Nonideal topological insulator (TI) films in which the bulk states are not insulating due to unintentional doping exhibit strong surface-bulk coupling. Such surface-bulk coupling can further induce intersurface coupling that affects the electrical conductivity of the TI films through a quantum interference effect known as weak antilocalization. Increased understanding and control of intersurface coupling is therefore crucial for the use of TI-based quantum devices. In this report on the transport properties of doped Bi2Se3 films under perpendicular and parallel magnetic fields, we observe a crossover between coupled and decoupled surface channels that is mediated by intentional disorder controlled by a post-annealing process. The intentional disorder causes the surface state carriers to rapidly lose their quantum phase and coherence, and as a result, more disordered Bi2Se3 films exhibit a shorter penetration depth of the surface state into the bulk states and weaker intersurface coupling, even though stronger surface-bulk coupling is expected. In previous studies, the role of disorder has generally been considered by determining its effect on surface-bulk scattering, but our results indicate that the role of disorder must be considered as a source of decoherence.

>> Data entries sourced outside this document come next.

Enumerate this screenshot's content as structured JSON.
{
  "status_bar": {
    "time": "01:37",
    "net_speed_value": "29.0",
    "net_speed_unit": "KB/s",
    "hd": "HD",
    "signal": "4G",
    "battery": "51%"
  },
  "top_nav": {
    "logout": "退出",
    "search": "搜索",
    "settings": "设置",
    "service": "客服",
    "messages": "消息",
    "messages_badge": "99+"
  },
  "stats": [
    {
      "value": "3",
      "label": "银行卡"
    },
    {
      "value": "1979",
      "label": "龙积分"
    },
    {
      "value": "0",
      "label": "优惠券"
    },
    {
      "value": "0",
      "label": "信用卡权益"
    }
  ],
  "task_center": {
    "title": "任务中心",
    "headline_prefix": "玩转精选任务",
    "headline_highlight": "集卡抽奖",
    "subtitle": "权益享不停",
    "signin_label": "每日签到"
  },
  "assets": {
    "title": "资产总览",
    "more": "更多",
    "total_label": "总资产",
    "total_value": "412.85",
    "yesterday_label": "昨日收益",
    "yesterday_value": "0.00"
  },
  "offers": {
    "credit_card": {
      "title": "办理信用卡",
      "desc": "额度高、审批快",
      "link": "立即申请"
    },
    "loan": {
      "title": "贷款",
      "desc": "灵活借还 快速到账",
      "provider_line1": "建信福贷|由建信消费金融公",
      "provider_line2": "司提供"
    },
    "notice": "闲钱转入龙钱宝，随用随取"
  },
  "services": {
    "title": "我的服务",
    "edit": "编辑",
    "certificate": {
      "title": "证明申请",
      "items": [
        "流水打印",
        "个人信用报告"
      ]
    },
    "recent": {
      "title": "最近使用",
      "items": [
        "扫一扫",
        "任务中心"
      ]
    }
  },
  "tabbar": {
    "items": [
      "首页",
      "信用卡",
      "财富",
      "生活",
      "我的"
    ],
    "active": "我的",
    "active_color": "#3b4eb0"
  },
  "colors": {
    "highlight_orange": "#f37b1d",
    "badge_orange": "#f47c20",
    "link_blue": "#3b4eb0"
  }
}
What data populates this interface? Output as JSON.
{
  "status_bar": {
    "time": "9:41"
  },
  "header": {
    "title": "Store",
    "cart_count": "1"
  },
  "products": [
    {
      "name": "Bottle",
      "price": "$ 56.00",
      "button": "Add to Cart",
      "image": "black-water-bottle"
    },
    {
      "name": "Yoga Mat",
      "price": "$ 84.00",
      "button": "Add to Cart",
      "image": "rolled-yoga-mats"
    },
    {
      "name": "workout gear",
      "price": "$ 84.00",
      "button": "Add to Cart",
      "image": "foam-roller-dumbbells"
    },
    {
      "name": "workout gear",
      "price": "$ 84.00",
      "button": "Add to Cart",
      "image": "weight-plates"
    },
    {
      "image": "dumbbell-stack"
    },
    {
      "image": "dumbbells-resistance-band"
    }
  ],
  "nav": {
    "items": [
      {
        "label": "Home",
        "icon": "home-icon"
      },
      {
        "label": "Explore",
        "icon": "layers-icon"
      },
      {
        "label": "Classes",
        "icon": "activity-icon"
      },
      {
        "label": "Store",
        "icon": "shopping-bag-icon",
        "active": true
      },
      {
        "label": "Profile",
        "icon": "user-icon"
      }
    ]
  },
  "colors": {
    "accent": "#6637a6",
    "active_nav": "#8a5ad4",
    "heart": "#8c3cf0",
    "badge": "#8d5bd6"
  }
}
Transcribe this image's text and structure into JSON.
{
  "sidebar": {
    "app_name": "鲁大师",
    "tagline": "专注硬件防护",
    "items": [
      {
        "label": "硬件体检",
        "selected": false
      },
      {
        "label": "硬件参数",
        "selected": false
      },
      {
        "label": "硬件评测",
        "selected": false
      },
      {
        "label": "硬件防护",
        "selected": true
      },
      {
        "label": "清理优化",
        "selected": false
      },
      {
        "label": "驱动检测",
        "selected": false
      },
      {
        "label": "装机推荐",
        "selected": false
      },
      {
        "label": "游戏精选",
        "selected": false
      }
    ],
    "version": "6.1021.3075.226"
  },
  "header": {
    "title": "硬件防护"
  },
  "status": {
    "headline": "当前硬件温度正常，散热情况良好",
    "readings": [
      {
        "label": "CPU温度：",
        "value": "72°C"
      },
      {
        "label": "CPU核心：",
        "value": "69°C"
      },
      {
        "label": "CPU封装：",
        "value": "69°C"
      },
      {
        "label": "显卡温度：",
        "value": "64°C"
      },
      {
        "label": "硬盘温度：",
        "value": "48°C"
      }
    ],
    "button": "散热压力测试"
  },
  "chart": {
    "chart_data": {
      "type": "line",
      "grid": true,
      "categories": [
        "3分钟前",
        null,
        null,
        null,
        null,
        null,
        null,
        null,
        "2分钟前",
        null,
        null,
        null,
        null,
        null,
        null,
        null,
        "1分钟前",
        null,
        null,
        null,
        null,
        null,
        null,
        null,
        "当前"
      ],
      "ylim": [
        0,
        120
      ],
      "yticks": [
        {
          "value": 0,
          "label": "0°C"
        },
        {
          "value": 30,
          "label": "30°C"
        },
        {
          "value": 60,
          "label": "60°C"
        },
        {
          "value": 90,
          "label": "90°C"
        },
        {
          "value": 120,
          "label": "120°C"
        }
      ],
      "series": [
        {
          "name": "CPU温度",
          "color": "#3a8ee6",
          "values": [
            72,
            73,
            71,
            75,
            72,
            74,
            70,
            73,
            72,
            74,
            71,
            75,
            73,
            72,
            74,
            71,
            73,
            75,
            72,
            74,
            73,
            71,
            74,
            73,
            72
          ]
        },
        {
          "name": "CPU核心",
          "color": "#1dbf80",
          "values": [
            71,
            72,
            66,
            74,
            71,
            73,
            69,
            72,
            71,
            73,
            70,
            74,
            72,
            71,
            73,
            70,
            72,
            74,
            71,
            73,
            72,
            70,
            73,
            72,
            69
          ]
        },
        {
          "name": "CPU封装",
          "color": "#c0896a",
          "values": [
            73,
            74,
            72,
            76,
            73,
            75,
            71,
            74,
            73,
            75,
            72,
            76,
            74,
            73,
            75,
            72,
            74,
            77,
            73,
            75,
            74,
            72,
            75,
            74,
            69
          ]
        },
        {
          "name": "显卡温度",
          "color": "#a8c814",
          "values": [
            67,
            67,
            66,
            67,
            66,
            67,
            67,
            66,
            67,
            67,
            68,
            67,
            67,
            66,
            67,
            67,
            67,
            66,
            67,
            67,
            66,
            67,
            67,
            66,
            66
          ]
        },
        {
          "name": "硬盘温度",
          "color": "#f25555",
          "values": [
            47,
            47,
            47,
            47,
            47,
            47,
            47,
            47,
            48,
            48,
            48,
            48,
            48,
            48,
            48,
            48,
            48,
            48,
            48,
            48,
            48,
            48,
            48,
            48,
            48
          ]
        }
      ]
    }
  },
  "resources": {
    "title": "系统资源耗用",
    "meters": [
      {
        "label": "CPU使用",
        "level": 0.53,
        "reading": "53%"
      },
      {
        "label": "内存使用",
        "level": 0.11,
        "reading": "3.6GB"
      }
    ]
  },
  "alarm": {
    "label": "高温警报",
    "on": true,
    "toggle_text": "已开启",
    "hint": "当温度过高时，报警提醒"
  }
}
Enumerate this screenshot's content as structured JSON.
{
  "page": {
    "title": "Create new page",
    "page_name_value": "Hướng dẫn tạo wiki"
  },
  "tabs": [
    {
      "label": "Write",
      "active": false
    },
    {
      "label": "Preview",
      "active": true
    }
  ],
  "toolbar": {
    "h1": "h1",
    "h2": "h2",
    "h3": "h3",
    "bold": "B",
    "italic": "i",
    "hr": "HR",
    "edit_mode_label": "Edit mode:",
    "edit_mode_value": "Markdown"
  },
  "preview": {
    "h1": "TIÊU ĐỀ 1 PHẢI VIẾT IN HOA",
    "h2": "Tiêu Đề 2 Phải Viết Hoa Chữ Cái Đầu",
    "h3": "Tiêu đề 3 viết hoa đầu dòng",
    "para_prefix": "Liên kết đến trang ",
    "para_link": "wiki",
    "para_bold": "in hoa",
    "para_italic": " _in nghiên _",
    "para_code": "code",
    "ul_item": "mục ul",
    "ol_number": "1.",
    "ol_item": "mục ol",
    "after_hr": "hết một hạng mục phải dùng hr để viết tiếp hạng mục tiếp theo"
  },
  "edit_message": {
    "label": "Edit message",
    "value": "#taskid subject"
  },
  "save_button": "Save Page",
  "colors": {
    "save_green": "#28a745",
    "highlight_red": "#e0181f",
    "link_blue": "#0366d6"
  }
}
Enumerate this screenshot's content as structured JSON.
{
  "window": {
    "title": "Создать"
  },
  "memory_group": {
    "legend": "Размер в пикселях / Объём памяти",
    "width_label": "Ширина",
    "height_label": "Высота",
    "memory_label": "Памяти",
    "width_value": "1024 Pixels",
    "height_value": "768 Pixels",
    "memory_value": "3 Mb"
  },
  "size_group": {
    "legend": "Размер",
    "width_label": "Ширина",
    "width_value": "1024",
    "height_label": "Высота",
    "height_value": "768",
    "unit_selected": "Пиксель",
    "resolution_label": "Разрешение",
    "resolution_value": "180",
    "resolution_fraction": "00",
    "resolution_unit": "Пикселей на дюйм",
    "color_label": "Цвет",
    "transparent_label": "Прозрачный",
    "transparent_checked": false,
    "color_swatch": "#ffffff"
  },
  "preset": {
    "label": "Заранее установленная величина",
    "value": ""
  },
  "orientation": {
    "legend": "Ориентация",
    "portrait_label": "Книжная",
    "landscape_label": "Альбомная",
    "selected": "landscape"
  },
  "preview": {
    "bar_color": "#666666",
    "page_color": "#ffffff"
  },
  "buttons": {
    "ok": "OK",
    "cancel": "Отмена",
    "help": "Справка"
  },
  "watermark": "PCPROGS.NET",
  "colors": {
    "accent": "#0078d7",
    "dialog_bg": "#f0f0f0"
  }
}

All Science Journal Classification (ASJC) codes
- Electronic, Optical and Magnetic Materials
- Condensed Matter Physics